Anonymous said...

In the news again

Хто живе на “президентській дачі” у Карпатах?
title of article is -
Who lives in the 'President's dacha' in the Carpathian mtns?


Taras said...


The language issue in and of itself is of secondary relevance to this story.

I assume that Yushchenko's younger kids are multilingual. Their mother is a native speaker of English and Ukrainian. Their father is a native speaker of Ukrainian who speaks Russian equally well.

I do agree that multilingualism does not work everwhere and for everyone. Not all are capable of learning several languages from different families. And not all families can afford such education for their kids.

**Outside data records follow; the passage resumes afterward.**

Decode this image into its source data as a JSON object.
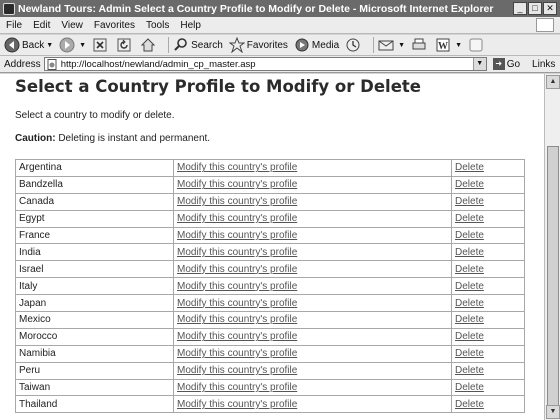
{
  "window": {
    "title": "Newland Tours: Admin Select a Country Profile to Modify or Delete - Microsoft Internet Explorer",
    "minimize_glyph": "_",
    "maximize_glyph": "□",
    "close_glyph": "✕"
  },
  "menu": [
    "File",
    "Edit",
    "View",
    "Favorites",
    "Tools",
    "Help"
  ],
  "toolbar": {
    "back_label": "Back",
    "search_label": "Search",
    "favorites_label": "Favorites",
    "media_label": "Media"
  },
  "address": {
    "label": "Address",
    "url": "http://localhost/newland/admin_cp_master.asp",
    "go_label": "Go",
    "links_label": "Links"
  },
  "page": {
    "title": "Select a Country Profile to Modify or Delete",
    "instructions": "Select a country to modify or delete.",
    "caution_label": "Caution:",
    "caution_text": " Deleting is instant and permanent.",
    "modify_link_label": "Modify this country's profile",
    "delete_link_label": "Delete"
  },
  "countries": [
    "Argentina",
    "Bandzella",
    "Canada",
    "Egypt",
    "France",
    "India",
    "Israel",
    "Italy",
    "Japan",
    "Mexico",
    "Morocco",
    "Namibia",
    "Peru",
    "Taiwan",
    "Thailand"
  ],
  "icons": {
    "back": "back-arrow-icon",
    "forward": "forward-arrow-icon",
    "stop": "stop-icon",
    "refresh": "refresh-icon",
    "home": "home-icon",
    "search": "search-icon",
    "favorites": "favorites-star-icon",
    "media": "media-icon",
    "history": "history-icon",
    "mail": "mail-icon",
    "print": "print-icon",
    "edit": "edit-icon",
    "discuss": "discuss-icon"
  }
}
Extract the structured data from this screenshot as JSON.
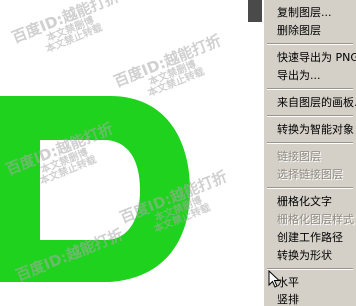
{
  "colors": {
    "menu_bg": "#d4d0c8",
    "menu_text": "#000000",
    "menu_disabled": "#8e8a82",
    "green_shape": "#1ed21e",
    "watermark": "#aaaaaa"
  },
  "watermark": {
    "line1": "百度ID:越能打折",
    "line2": "本文禁删博",
    "line3": "本文禁止转载"
  },
  "context_menu": {
    "items": [
      {
        "label": "复制图层...",
        "enabled": true
      },
      {
        "label": "删除图层",
        "enabled": true
      },
      {
        "label": "快速导出为 PNG",
        "enabled": true
      },
      {
        "label": "导出为...",
        "enabled": true
      },
      {
        "label": "来自图层的画板...",
        "enabled": true
      },
      {
        "label": "转换为智能对象",
        "enabled": true
      },
      {
        "label": "链接图层",
        "enabled": false
      },
      {
        "label": "选择链接图层",
        "enabled": false
      },
      {
        "label": "栅格化文字",
        "enabled": true
      },
      {
        "label": "栅格化图层样式",
        "enabled": false
      },
      {
        "label": "创建工作路径",
        "enabled": true
      },
      {
        "label": "转换为形状",
        "enabled": true
      },
      {
        "label": "水平",
        "enabled": true
      },
      {
        "label": "竖排",
        "enabled": true
      }
    ]
  },
  "icons": {
    "cursor": "arrow-cursor-icon"
  }
}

But the earlier in life a person starts learning a language, the better they will learn it. That said, I believe that Ukrainian should remain the only official language in Ukraine.

Yushchenko’s kids do speak Ukrainian and will speak Ukrainian. And so will I. Speaking English does not mean strangling Ukrainian.

One last thing, we don't say the Ukraine. We Ukrainians consider the imperial usage and thus an insult. So, ever since Ukraine became independent, we say Ukraine.


That’s a very nice dacha and a very old story. We all know that the President has many friends and, as the saying goes, “True friends stab you in the front.”

Anonymous said...

but as far as multi-linguilism goes she seems to have enough spare change to give her kids tuition in English, Russian, French, Ballet and anything else she chooses out of school but in public, for deceny's sake she should demonstrate her belief in the Ukranian language and not show it as suitable for educating the native peasantry only. Differentiation between elites and the rest through language harks back to the use of Latin in England or French in tsarist Russia.

billy idol said...

i agree with The One Who Knows. He is, obviously enough, the only one of u who understands the situation. The rest of the issue isnt the problem of PSI- but with you not being able to accept modern ways of education.

Taras said...

Modern ways of education should be ethical.

KT said...

The One Who Knows - sup fellow PSIer?

I agree with the whole "language is besides the point" issue here. Yushenko has the right to act as both president and father, so we shouldn't be judging his political beliefs based on his parental actions - he can send his kids to wherever he wishes.

Half the things all of you read are completely made up. The news becomes more and more bizarre each time they falsely copy the story. The assignment is completely harmless and even necessary - and its been used for years already.

The newspapers have a thing for making an elephant out of a mouse.